8. Nether Lodge was once managed by the Cistercian monks at Furness Abbey. They owned huge estates in the Dales which they managed from a main grange at Newby near Clapham.

9. Ashes Pasture Nature Reserve is an upland hay meadow rich in summer with wildflowers, and frequented by curlews, cuckoos and barn owls, because it has been unaffected by modern farming. It is owned by Yorkshire Wildlife Trust and is a Site of Special Scientific Interest (SSSI).

10. Salt Lake Quarry – another SSSI owned by Yorkshire Wildlife Trust, is a disused quarry where limestone was extracted and used to build the nearby railway. It is home to many different and fragile habitats.

11. Colt Park was a lodge belonging to Furness Abbey which almost certainly bred horses. The barn you pass is the headquarters of the Ingleborough National Nature Reserve with more than 1,000 hectares of land owned and managed by Natural England to protect the flowers, insects and geology of this spectacular scenery.

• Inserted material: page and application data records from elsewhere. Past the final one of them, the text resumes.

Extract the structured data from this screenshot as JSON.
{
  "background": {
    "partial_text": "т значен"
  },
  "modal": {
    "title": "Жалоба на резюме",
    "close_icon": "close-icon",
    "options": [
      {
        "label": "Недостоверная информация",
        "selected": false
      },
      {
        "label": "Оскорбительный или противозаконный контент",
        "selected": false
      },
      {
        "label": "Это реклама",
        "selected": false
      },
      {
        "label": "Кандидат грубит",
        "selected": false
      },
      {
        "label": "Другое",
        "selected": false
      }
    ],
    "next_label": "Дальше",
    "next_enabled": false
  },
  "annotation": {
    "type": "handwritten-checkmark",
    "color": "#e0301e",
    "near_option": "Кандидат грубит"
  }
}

12. In these fields you might spot some science experiments! Here Natural England is working with universities to study the many benefits that hay meadows provide for both wildlife and people. Flower-rich meadows used to be common in the Yorkshire Dales but since the 1950s many fields have been artificially fertilised and whilst grass has thrived, the flowers have been lost.

13. Bent Hill Rigg Barn is a traditional Dales barn. Hay is stored here to feed sheep and cows in winter. It is today also used to shelter PaD visitors during lambing time.